• _ABOUT THIS EXERCISE_
Return the records in full, exactly as given.
* * *
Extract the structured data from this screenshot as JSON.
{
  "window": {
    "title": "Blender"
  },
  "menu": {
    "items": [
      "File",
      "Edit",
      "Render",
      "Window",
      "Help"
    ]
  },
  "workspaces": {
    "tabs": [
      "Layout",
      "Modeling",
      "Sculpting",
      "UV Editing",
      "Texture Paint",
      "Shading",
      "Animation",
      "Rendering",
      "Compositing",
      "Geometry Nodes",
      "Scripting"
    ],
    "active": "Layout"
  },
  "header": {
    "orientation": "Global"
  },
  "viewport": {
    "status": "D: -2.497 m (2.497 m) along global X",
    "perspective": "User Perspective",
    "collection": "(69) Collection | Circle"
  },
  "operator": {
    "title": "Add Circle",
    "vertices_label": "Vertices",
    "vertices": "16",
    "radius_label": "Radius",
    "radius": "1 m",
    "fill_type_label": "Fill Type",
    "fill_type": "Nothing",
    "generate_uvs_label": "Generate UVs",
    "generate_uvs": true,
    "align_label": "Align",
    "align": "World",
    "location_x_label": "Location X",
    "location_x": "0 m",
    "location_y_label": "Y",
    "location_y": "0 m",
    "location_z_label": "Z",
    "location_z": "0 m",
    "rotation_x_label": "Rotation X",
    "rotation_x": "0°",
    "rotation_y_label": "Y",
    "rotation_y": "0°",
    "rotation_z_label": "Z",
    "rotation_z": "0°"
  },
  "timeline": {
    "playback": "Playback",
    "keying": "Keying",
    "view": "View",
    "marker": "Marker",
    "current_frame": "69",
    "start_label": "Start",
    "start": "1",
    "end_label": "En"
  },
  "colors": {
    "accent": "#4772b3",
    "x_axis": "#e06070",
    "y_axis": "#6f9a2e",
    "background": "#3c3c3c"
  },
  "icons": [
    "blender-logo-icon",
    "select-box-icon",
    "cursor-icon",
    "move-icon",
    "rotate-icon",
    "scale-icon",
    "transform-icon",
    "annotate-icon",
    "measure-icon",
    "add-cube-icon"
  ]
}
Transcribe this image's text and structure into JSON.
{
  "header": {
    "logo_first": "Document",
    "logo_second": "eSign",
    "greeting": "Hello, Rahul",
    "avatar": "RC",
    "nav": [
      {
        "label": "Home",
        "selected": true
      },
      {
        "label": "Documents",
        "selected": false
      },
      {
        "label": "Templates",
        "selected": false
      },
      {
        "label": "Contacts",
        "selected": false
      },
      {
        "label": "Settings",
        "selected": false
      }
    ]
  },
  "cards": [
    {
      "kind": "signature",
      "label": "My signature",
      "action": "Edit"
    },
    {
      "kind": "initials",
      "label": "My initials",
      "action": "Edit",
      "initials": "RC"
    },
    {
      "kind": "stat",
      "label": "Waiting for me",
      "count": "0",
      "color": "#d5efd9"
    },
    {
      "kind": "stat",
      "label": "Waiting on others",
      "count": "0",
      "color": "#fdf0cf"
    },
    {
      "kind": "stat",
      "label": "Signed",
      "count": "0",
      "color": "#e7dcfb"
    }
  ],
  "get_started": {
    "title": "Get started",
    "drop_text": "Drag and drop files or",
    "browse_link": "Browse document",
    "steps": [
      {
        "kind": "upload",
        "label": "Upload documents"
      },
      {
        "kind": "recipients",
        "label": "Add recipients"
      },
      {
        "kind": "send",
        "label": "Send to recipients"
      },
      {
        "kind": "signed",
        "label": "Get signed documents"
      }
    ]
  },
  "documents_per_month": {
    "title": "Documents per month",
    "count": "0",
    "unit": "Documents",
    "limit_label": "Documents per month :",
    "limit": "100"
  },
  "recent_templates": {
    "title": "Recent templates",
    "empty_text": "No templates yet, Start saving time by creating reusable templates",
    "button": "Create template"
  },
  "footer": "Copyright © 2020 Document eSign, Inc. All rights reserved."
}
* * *
• _EXPECTED ANSWER_
Extract the structured data from this screenshot as JSON.
{
  "window": {
    "title": "Blender"
  },
  "menu": {
    "items": [
      "File",
      "Edit",
      "Render",
      "Window",
      "Help"
    ]
  },
  "workspaces": {
    "tabs": [
      "Layout",
      "Modeling",
      "Sculpting",
      "UV Editing",
      "Texture Paint",
      "Shading",
      "Animation",
      "Rendering",
      "Compositing",
      "Geometry Nodes",
      "Scripting"
    ],
    "active": "Layout"
  },
  "header": {
    "orientation": "Global"
  },
  "viewport": {
    "status": "D: -2.497 m (2.497 m) along global X",
    "perspective": "User Perspective",
    "collection": "(69) Collection | Circle"
  },
  "operator": {
    "title": "Add Circle",
    "vertices_label": "Vertices",
    "vertices": "16",
    "radius_label": "Radius",
    "radius": "1 m",
    "fill_type_label": "Fill Type",
    "fill_type": "Nothing",
    "generate_uvs_label": "Generate UVs",
    "generate_uvs": true,
    "align_label": "Align",
    "align": "World",
    "location_x_label": "Location X",
    "location_x": "0 m",
    "location_y_label": "Y",
    "location_y": "0 m",
    "location_z_label": "Z",
    "location_z": "0 m",
    "rotation_x_label": "Rotation X",
    "rotation_x": "0°",
    "rotation_y_label": "Y",
    "rotation_y": "0°",
    "rotation_z_label": "Z",
    "rotation_z": "0°"
  },
  "timeline": {
    "playback": "Playback",
    "keying": "Keying",
    "view": "View",
    "marker": "Marker",
    "current_frame": "69",
    "start_label": "Start",
    "start": "1",
    "end_label": "En"
  },
  "colors": {
    "accent": "#4772b3",
    "x_axis": "#e06070",
    "y_axis": "#6f9a2e",
    "background": "#3c3c3c"
  },
  "icons": [
    "blender-logo-icon",
    "select-box-icon",
    "cursor-icon",
    "move-icon",
    "rotate-icon",
    "scale-icon",
    "transform-icon",
    "annotate-icon",
    "measure-icon",
    "add-cube-icon"
  ]
}
Transcribe this image's text and structure into JSON.
{
  "header": {
    "logo_first": "Document",
    "logo_second": "eSign",
    "greeting": "Hello, Rahul",
    "avatar": "RC",
    "nav": [
      {
        "label": "Home",
        "selected": true
      },
      {
        "label": "Documents",
        "selected": false
      },
      {
        "label": "Templates",
        "selected": false
      },
      {
        "label": "Contacts",
        "selected": false
      },
      {
        "label": "Settings",
        "selected": false
      }
    ]
  },
  "cards": [
    {
      "kind": "signature",
      "label": "My signature",
      "action": "Edit"
    },
    {
      "kind": "initials",
      "label": "My initials",
      "action": "Edit",
      "initials": "RC"
    },
    {
      "kind": "stat",
      "label": "Waiting for me",
      "count": "0",
      "color": "#d5efd9"
    },
    {
      "kind": "stat",
      "label": "Waiting on others",
      "count": "0",
      "color": "#fdf0cf"
    },
    {
      "kind": "stat",
      "label": "Signed",
      "count": "0",
      "color": "#e7dcfb"
    }
  ],
  "get_started": {
    "title": "Get started",
    "drop_text": "Drag and drop files or",
    "browse_link": "Browse document",
    "steps": [
      {
        "kind": "upload",
        "label": "Upload documents"
      },
      {
        "kind": "recipients",
        "label": "Add recipients"
      },
      {
        "kind": "send",
        "label": "Send to recipients"
      },
      {
        "kind": "signed",
        "label": "Get signed documents"
      }
    ]
  },
  "documents_per_month": {
    "title": "Documents per month",
    "count": "0",
    "unit": "Documents",
    "limit_label": "Documents per month :",
    "limit": "100"
  },
  "recent_templates": {
    "title": "Recent templates",
    "empty_text": "No templates yet, Start saving time by creating reusable templates",
    "button": "Create template"
  },
  "footer": "Copyright © 2020 Document eSign, Inc. All rights reserved."
}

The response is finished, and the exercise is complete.